Wealthy families or their advisors rarely appreciate hearing the term “generation-skipping transfer tax” (GSTT) The nuances of this specific tax law can be quite complicated, but there’s a reason for it: families and individuals often enjoy giving from one generation to the next, and the GSTT offers a fixed rate that ensures such gifts are taxed appropriately.
There is a recent study from Boston College’s Center on Wealth and Philanthropy, an estimated $59 trillion will be transferred from 2007 to 2061. While not all of that is subject to the GSTT, it does illustrate how important such a tax is today – and will become for the future (simplistically thinking about our federal deficit and the upward trending expectations for servicing our debt through higher taxes—the government will get their cut!).
This report also found that heirs via estates stand to inherit somewhere in the neighborhood of $36 trillion over that time frame, with federal estate taxes estimated around $5.6 trillion.
The problem with the GSTT?
The GSTT is one of the least-liked taxes in the U.S. tax code for a reason. It is incredibly confusing not just for families, but for many financial professionals as well. The importance for having the right team of professionals in place is critical, since it can directly affect estate planning for the wealthy.
The bottom line for GSTT is that all gifts, regardless of which generation is giving to which generation, are taxed equally or fairly. For example, a spouse gifting to another spouse has an unlimited exemption. That spouse then gives to his or her child, which is taxed. Then that child passes the gift on to their child, and tax is collected again, and so on. GSTT comes into play when wealthy families (with estates worth well over the gift tax exemption) skip generations to pass wealth.
So what are a few of the different options that wealthy families might want to consider to minimize or avoid GSTT in a creative, yet tax-compliant way?
- Gift under the lifetime exemption
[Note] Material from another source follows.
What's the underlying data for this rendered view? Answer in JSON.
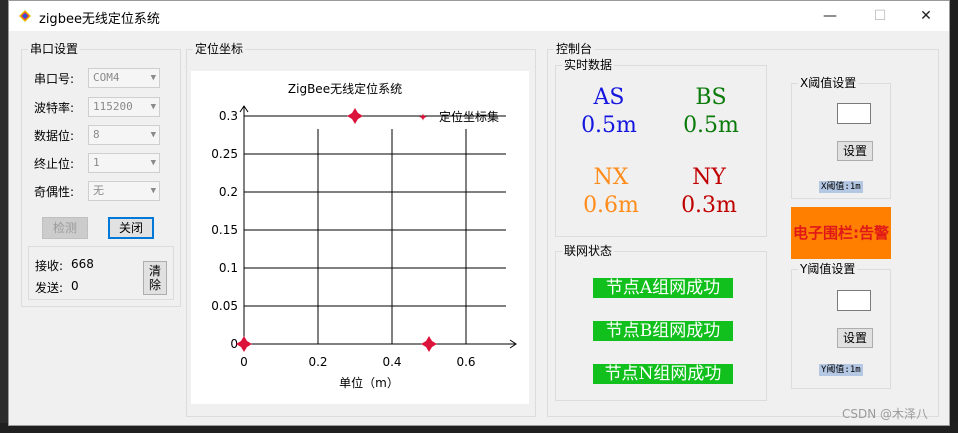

This option may not be ideal for certain clients, but it does work to avoid the GSTT. Every person has a lifetime exemption, currently at $5.45 million in 2016 ($10.9 million combined for married couples). Only those families with estates valued over $10.9 million (assuming a married couple) will encounter the GSTT.
- Gift on an annual basis up to the exemption limit
Everyone can gift up to $14,000 per year ($28,000 combined for a married couple) without paying the GSTT. For wealthy families, it is possible to slowly dole out gifts on an annual basis over time, instead of waiting until death many years later (when such generosity might be less critical to the heirs).
- Irrevocable trust
Consider establishing an irrevocable trust, with the recipient being someone in a succeeding generation who would typically be subject to the GSTT. If a grandparent established such a trust for the grandchild, it can ensure the inheritance isn’t taxed multiple times by the U.S. government.
While there are other options, these are just a few ways that the GSTT can be avoided. Of course, depending on the next Presidential election, the future might very well include potential legislative changes that could end up evolving GSTT and estate taxes in general. Having the right team of experts in place with the knowledge base and acumen to address such topics as GSTT strategies can be the difference in meeting a wealthy family’s goals and objectives.